He adds, “The Mexican community is more dynamic, and Pilsen is a great example of that.”

The growing political power of the Latino population is also working to improve young people’s prospects, even among those involved in gangs. As a result, they are less eager to engage in violence, says Hagedorn, and more open to finding other ways to leverage alliances, exert power and access the job and economic opportunities now available in the neighborhood.

That isn’t to say that the gang problem has gone away – but the violence problem isn’t what it used to be.

“They have more to gain and more to lose,” said Hagedorn. “They, too, are part of the community.”

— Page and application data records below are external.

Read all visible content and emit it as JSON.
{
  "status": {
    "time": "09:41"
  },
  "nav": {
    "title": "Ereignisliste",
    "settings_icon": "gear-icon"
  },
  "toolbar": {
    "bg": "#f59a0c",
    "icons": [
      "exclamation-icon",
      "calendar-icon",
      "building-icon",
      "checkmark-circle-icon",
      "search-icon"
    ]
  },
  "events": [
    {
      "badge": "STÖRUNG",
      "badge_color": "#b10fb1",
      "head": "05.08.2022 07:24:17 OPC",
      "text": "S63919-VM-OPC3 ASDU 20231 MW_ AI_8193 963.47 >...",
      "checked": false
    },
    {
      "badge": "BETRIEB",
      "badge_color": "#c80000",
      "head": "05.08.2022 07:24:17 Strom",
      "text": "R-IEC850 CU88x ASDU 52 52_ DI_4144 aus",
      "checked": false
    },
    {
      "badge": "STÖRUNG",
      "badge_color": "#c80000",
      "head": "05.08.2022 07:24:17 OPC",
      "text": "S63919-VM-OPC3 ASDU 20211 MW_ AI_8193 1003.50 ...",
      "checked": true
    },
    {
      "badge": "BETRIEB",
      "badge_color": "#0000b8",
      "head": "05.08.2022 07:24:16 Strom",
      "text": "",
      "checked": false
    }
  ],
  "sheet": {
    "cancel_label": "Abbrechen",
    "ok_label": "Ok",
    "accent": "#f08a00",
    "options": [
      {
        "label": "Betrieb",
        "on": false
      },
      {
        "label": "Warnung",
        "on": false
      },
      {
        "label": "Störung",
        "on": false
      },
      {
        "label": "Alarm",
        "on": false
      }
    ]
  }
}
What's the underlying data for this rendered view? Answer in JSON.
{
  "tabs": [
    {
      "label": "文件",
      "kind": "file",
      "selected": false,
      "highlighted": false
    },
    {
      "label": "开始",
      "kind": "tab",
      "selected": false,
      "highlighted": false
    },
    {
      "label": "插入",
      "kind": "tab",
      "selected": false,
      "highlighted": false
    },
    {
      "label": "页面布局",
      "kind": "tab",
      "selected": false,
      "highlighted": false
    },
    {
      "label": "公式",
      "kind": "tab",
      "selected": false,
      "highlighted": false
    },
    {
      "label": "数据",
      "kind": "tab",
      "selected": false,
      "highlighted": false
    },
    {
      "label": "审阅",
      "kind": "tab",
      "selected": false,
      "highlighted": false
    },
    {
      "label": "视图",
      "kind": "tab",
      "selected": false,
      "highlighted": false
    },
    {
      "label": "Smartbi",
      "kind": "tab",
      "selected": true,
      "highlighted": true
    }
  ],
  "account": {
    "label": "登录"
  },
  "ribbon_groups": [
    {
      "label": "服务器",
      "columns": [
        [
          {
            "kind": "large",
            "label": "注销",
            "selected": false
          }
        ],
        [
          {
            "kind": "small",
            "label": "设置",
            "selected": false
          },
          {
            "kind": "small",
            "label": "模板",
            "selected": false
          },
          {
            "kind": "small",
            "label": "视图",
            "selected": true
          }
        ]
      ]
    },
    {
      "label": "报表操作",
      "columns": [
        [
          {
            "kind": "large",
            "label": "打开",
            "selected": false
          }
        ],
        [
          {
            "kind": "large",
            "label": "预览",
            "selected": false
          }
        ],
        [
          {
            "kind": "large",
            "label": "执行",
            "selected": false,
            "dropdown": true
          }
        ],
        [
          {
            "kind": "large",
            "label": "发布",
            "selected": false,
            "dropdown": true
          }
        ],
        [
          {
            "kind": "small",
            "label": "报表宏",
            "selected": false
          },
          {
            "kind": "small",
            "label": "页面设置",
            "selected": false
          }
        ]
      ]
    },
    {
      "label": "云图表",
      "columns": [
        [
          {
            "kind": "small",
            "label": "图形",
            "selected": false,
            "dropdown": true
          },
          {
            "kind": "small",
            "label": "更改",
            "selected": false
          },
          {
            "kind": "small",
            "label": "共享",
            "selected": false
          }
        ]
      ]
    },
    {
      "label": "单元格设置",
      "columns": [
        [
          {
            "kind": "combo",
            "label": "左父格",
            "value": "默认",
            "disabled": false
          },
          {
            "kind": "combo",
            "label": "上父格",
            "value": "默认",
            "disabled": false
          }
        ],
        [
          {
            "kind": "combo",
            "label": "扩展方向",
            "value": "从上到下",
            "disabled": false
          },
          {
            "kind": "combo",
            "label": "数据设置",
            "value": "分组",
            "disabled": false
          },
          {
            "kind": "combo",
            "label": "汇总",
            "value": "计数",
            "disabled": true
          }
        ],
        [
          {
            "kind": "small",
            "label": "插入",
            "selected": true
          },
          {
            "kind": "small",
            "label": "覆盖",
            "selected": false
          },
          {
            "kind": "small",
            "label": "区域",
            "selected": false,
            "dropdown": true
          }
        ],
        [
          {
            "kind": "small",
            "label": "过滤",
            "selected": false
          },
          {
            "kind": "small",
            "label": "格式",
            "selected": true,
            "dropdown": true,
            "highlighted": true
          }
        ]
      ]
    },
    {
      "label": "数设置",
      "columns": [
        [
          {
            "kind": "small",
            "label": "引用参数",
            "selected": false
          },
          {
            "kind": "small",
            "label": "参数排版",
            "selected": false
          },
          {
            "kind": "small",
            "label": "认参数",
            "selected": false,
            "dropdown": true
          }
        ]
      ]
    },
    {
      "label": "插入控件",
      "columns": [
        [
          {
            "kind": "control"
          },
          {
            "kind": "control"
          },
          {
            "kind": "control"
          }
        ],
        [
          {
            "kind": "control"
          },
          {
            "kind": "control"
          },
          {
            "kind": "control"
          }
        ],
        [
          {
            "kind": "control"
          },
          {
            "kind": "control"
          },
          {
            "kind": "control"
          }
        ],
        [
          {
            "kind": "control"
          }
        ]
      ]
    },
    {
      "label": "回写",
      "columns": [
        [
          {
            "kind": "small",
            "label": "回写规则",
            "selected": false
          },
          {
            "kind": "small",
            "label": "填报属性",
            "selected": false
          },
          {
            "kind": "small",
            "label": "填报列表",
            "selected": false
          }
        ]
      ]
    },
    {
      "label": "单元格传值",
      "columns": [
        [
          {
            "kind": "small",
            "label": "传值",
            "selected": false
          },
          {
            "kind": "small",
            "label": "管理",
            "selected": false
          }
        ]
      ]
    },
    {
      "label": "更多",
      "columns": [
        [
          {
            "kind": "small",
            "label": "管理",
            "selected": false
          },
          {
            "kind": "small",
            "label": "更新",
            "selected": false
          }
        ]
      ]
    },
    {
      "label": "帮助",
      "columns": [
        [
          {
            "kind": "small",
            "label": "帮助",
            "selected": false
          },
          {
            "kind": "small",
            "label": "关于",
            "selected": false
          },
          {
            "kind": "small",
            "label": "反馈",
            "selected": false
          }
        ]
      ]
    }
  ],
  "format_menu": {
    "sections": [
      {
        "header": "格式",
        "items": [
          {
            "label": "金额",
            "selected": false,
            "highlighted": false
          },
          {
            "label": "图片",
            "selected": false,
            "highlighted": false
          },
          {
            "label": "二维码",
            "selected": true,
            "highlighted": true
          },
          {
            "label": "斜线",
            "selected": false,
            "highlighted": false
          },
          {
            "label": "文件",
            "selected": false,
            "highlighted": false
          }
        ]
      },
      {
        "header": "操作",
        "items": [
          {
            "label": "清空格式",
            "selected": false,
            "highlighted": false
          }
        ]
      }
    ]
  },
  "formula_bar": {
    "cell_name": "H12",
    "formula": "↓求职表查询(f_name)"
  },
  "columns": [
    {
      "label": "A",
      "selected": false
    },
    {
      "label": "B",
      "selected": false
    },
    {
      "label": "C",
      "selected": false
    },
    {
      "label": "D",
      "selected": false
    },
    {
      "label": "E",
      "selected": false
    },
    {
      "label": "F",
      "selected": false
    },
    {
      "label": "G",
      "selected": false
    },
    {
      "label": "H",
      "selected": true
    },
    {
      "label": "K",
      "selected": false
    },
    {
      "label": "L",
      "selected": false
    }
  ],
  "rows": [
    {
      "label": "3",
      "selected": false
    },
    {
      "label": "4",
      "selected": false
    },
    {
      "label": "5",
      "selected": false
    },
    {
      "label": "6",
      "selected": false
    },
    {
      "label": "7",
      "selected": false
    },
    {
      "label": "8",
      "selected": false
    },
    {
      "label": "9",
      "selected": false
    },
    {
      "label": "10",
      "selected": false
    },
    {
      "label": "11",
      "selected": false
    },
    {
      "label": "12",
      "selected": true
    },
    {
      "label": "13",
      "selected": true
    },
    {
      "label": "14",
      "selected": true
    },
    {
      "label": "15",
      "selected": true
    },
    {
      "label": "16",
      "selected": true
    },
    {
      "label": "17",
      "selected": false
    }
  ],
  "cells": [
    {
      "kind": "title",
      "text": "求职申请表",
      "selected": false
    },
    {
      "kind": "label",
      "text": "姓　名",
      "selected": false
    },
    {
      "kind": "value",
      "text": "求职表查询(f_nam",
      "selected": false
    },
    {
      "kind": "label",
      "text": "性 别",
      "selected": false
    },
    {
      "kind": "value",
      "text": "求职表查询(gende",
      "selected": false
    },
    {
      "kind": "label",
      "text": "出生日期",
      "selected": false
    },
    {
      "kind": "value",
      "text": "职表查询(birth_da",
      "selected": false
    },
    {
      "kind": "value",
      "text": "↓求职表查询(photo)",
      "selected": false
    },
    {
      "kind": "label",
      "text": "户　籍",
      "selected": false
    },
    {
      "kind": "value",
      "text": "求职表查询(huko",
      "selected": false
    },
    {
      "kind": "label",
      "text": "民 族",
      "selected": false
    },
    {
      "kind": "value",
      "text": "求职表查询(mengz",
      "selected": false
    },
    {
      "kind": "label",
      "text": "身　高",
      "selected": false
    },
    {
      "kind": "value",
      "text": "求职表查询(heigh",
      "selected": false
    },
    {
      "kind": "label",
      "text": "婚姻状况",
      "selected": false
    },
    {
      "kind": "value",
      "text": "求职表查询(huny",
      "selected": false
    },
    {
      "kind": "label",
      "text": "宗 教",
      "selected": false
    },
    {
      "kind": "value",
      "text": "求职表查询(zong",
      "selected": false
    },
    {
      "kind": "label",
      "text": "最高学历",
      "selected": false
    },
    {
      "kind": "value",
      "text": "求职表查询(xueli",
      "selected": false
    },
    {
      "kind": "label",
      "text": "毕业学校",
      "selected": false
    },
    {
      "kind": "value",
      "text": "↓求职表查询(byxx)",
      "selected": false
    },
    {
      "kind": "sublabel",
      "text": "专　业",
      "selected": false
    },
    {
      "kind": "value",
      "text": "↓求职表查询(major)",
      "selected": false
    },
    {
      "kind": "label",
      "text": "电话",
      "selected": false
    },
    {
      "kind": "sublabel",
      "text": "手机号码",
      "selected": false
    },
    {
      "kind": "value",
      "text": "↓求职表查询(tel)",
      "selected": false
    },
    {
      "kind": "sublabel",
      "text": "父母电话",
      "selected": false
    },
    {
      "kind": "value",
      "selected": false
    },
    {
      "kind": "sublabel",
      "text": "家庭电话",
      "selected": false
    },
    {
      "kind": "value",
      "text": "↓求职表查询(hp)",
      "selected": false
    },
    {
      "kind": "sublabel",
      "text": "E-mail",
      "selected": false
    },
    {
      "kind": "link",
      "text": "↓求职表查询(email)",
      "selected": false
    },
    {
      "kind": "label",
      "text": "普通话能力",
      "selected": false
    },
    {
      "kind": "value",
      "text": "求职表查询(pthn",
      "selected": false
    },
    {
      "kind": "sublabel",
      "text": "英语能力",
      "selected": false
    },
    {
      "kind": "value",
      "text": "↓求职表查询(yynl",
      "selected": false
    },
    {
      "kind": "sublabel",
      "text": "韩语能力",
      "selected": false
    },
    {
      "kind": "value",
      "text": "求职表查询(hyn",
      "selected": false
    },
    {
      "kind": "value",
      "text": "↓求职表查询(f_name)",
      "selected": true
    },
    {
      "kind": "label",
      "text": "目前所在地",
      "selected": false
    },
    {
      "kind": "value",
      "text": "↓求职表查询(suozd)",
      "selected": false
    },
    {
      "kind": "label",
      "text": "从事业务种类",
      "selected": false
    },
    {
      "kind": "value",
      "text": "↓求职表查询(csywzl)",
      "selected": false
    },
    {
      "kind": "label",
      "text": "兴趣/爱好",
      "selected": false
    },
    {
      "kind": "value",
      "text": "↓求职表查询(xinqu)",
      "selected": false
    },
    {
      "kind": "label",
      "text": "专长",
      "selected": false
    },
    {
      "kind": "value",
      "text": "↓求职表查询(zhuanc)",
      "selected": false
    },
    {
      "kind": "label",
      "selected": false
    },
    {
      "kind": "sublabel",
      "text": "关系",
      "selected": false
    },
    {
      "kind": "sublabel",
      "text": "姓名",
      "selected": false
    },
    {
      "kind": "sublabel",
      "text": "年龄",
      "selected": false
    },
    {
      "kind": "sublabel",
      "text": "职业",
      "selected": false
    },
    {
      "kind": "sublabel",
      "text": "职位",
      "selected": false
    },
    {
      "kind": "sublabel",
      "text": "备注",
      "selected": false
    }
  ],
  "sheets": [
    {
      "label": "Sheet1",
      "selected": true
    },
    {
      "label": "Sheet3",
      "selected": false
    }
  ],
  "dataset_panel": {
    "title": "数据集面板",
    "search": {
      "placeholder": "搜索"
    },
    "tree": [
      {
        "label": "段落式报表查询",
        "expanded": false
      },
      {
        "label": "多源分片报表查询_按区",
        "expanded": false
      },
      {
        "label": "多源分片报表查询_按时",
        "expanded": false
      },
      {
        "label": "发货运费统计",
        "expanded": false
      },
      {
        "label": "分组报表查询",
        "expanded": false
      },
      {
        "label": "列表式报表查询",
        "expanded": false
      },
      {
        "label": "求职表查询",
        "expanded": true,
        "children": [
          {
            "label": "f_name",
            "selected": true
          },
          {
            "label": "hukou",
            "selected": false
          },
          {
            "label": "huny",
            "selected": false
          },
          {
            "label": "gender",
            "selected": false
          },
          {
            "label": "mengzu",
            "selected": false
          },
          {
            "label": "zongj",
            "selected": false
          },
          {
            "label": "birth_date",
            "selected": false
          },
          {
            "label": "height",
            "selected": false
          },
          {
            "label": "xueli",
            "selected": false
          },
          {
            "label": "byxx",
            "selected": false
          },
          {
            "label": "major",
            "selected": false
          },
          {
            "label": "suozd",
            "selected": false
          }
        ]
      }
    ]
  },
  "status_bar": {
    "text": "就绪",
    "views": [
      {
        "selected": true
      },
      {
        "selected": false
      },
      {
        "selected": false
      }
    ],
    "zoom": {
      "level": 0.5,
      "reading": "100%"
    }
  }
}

That’s not to say that Pilsen is insulated for Chicago’s gang violence. Last year, as gun violence escalated in Chicago overall, Pilsen saw 10 homicides. It was the most bloodshed in a single year in the neighborhood since 2002.

But, on average, things have gotten markedly better. Residents are hoping that trend continues and that other community leaders and policymakers can learn from Pilsen’s improvements and apply its lessons elsewhere.

“Understanding this is key to understanding how to combat ongoing violence, particularly in neighborhoods that aren’t as economically viable as Pilsen,” said Hagedorn.

The My Neighborhood Project was launched with major catalyst funding from:

Caerus Foundation